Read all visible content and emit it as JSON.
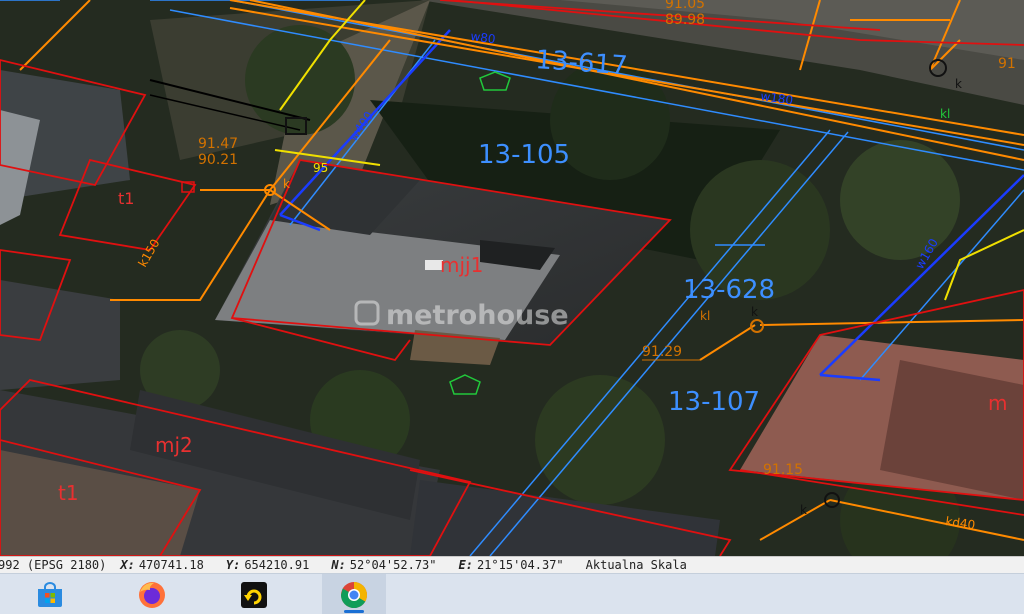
{
  "map": {
    "parcels": [
      "13-617",
      "13-105",
      "13-628",
      "13-107"
    ],
    "building_labels": [
      "mjj1",
      "mj2",
      "t1",
      "t1",
      "m"
    ],
    "utility_labels": [
      "k",
      "kl",
      "k",
      "k",
      "k",
      "kl",
      "95",
      "w80",
      "w400",
      "w160",
      "w180",
      "k150",
      "kd40"
    ],
    "elevations": [
      "91.47",
      "90.21",
      "91.29",
      "91.15",
      "91.05",
      "89.98",
      "91"
    ],
    "watermark": "metrohouse",
    "colors": {
      "parcel_boundary": "#2f8cff",
      "building_outline": "#e01010",
      "sewer_line": "#ff8a00",
      "water_line": "#1a3cff",
      "gas_line": "#f0e000",
      "tree_symbol": "#21c83b",
      "parcel_label": "#3d8fff",
      "building_label": "#e83030"
    }
  },
  "statusbar": {
    "crs": "992 (EPSG 2180)",
    "x_label": "X:",
    "x_value": "470741.18",
    "y_label": "Y:",
    "y_value": "654210.91",
    "n_label": "N:",
    "n_value": "52°04'52.73\"",
    "e_label": "E:",
    "e_value": "21°15'04.37\"",
    "scale_label": "Aktualna Skala"
  },
  "taskbar": {
    "apps": [
      {
        "name": "microsoft-store",
        "icon": "store-icon",
        "active": false
      },
      {
        "name": "firefox",
        "icon": "firefox-icon",
        "active": false
      },
      {
        "name": "rotate-app",
        "icon": "rotate-arrow-icon",
        "active": false
      },
      {
        "name": "chrome",
        "icon": "chrome-icon",
        "active": true
      }
    ]
  }
}
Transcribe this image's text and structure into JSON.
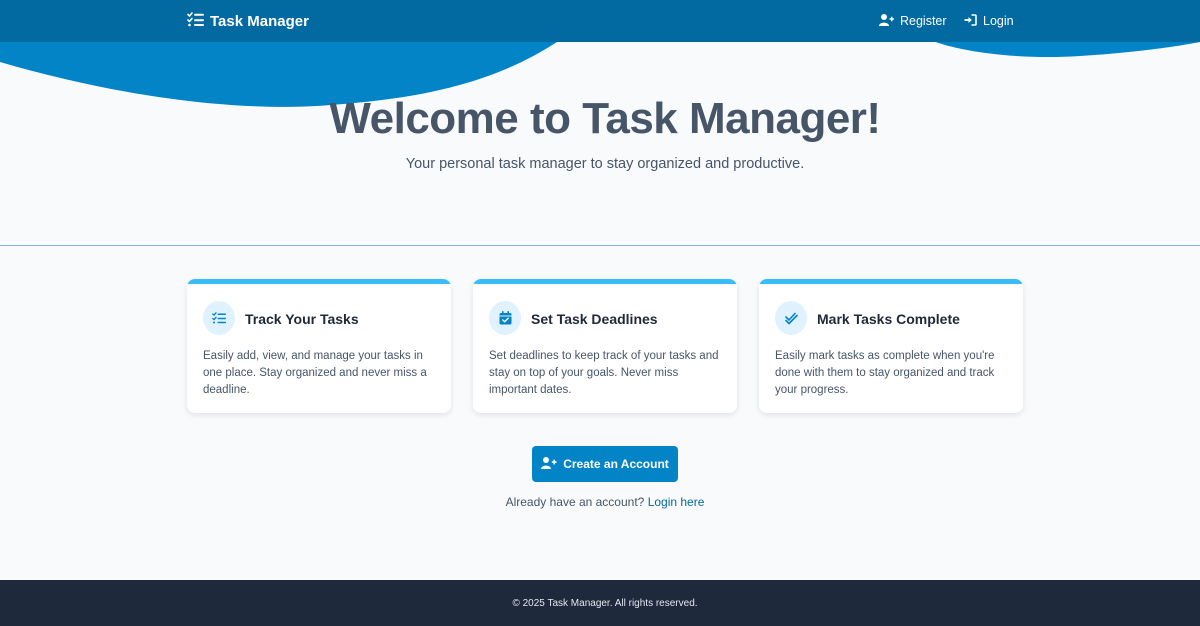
{
  "header": {
    "brand": "Task Manager",
    "register_label": "Register",
    "login_label": "Login"
  },
  "hero": {
    "title": "Welcome to Task Manager!",
    "subtitle": "Your personal task manager to stay organized and productive."
  },
  "features": [
    {
      "icon": "list-check-icon",
      "title": "Track Your Tasks",
      "description": "Easily add, view, and manage your tasks in one place. Stay organized and never miss a deadline."
    },
    {
      "icon": "calendar-check-icon",
      "title": "Set Task Deadlines",
      "description": "Set deadlines to keep track of your tasks and stay on top of your goals. Never miss important dates."
    },
    {
      "icon": "double-check-icon",
      "title": "Mark Tasks Complete",
      "description": "Easily mark tasks as complete when you're done with them to stay organized and track your progress."
    }
  ],
  "cta": {
    "button_label": "Create an Account",
    "prompt_text": "Already have an account?",
    "login_link": "Login here"
  },
  "footer": {
    "text": "© 2025 Task Manager. All rights reserved."
  },
  "colors": {
    "header": "#0369a1",
    "accent": "#0284c7",
    "card_top_border": "#38bdf8",
    "footer": "#1e293b",
    "background": "#f8fafc"
  }
}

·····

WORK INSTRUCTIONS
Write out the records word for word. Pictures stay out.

THE COMPLETED TASK
Read all visible content and emit it as JSON.
{
  "map": {
    "parcels": [
      "13-617",
      "13-105",
      "13-628",
      "13-107"
    ],
    "building_labels": [
      "mjj1",
      "mj2",
      "t1",
      "t1",
      "m"
    ],
    "utility_labels": [
      "k",
      "kl",
      "k",
      "k",
      "k",
      "kl",
      "95",
      "w80",
      "w400",
      "w160",
      "w180",
      "k150",
      "kd40"
    ],
    "elevations": [
      "91.47",
      "90.21",
      "91.29",
      "91.15",
      "91.05",
      "89.98",
      "91"
    ],
    "watermark": "metrohouse",
    "colors": {
      "parcel_boundary": "#2f8cff",
      "building_outline": "#e01010",
      "sewer_line": "#ff8a00",
      "water_line": "#1a3cff",
      "gas_line": "#f0e000",
      "tree_symbol": "#21c83b",
      "parcel_label": "#3d8fff",
      "building_label": "#e83030"
    }
  },
  "statusbar": {
    "crs": "992 (EPSG 2180)",
    "x_label": "X:",
    "x_value": "470741.18",
    "y_label": "Y:",
    "y_value": "654210.91",
    "n_label": "N:",
    "n_value": "52°04'52.73\"",
    "e_label": "E:",
    "e_value": "21°15'04.37\"",
    "scale_label": "Aktualna Skala"
  },
  "taskbar": {
    "apps": [
      {
        "name": "microsoft-store",
        "icon": "store-icon",
        "active": false
      },
      {
        "name": "firefox",
        "icon": "firefox-icon",
        "active": false
      },
      {
        "name": "rotate-app",
        "icon": "rotate-arrow-icon",
        "active": false
      },
      {
        "name": "chrome",
        "icon": "chrome-icon",
        "active": true
      }
    ]
  }
}
Transcribe this image's text and structure into JSON.
{
  "header": {
    "brand": "Task Manager",
    "register_label": "Register",
    "login_label": "Login"
  },
  "hero": {
    "title": "Welcome to Task Manager!",
    "subtitle": "Your personal task manager to stay organized and productive."
  },
  "features": [
    {
      "icon": "list-check-icon",
      "title": "Track Your Tasks",
      "description": "Easily add, view, and manage your tasks in one place. Stay organized and never miss a deadline."
    },
    {
      "icon": "calendar-check-icon",
      "title": "Set Task Deadlines",
      "description": "Set deadlines to keep track of your tasks and stay on top of your goals. Never miss important dates."
    },
    {
      "icon": "double-check-icon",
      "title": "Mark Tasks Complete",
      "description": "Easily mark tasks as complete when you're done with them to stay organized and track your progress."
    }
  ],
  "cta": {
    "button_label": "Create an Account",
    "prompt_text": "Already have an account?",
    "login_link": "Login here"
  },
  "footer": {
    "text": "© 2025 Task Manager. All rights reserved."
  },
  "colors": {
    "header": "#0369a1",
    "accent": "#0284c7",
    "card_top_border": "#38bdf8",
    "footer": "#1e293b",
    "background": "#f8fafc"
  }
}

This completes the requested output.